Provided entries →
-- -- --

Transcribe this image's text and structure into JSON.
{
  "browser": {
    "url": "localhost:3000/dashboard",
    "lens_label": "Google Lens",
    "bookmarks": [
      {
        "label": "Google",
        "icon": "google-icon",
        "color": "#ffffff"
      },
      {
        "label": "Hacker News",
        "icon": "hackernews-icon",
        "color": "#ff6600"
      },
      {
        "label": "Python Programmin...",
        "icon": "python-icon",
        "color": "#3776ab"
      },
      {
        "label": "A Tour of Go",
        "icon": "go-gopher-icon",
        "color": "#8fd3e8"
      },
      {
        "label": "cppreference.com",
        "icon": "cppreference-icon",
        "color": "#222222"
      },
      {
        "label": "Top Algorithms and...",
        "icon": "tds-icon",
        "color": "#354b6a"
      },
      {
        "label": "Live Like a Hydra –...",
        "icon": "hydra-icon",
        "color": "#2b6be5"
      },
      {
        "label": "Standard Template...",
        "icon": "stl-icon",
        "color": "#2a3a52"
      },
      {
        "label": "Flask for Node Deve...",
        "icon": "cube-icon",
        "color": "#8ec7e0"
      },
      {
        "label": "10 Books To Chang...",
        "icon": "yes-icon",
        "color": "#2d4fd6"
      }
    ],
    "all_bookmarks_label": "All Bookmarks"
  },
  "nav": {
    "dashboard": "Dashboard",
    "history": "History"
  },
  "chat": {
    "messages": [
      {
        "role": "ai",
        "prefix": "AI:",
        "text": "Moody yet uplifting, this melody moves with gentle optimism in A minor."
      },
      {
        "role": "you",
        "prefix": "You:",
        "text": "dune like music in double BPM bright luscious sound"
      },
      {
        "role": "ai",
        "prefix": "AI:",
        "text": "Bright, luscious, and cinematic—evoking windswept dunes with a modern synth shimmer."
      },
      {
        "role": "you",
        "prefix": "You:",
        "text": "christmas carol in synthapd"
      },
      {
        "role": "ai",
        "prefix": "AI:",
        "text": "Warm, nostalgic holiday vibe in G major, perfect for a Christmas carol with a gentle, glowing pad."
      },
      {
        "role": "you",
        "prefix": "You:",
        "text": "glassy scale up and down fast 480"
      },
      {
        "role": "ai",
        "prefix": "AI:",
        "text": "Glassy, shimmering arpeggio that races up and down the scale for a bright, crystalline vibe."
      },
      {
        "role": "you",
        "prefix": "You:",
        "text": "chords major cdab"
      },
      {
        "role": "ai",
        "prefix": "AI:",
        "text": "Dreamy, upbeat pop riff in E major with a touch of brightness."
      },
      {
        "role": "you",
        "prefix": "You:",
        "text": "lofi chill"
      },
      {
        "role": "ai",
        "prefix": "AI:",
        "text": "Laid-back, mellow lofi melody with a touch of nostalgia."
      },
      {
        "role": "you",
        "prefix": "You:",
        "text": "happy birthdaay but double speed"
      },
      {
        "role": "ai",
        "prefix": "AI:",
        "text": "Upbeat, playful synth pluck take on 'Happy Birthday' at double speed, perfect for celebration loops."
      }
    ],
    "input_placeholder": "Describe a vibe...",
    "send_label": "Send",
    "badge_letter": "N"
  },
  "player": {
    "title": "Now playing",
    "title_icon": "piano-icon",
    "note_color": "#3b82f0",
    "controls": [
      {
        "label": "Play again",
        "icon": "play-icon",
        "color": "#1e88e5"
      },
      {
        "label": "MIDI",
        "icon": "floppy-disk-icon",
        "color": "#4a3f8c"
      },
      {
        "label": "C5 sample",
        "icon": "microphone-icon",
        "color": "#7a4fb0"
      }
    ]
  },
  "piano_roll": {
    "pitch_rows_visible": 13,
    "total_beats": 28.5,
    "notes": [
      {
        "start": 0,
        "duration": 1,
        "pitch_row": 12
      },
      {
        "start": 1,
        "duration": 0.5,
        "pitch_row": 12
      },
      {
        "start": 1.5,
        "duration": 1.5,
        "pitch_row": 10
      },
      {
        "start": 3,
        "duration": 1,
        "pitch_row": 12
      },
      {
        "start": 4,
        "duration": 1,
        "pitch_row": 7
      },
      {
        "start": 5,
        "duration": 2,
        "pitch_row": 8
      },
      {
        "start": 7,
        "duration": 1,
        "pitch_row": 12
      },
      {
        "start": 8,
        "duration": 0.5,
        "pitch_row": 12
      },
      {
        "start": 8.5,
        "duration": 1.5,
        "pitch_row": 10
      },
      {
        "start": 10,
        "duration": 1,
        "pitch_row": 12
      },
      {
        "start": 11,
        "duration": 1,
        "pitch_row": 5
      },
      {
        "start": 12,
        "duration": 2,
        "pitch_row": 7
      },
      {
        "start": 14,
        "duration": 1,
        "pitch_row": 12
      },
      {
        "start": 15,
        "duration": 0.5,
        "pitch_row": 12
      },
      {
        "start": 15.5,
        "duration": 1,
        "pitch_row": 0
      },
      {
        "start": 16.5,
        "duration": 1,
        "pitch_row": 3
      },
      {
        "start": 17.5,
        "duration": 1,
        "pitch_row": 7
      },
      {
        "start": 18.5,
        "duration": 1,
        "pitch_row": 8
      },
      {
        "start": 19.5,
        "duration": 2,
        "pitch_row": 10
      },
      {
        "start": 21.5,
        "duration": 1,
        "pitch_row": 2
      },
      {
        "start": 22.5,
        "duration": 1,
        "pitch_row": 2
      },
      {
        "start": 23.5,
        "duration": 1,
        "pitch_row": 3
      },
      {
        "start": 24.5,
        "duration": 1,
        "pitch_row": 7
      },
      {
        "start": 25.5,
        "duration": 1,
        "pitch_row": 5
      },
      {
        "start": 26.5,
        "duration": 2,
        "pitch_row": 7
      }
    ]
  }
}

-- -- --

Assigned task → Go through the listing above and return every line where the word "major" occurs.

Exercise response →
        "text": "Warm, nostalgic holiday vibe in G major, perfect for a Christmas carol with a gentle, glowing pad."
        "text": "chords major cdab"
        "text": "Dreamy, upbeat pop riff in E major with a touch of brightness."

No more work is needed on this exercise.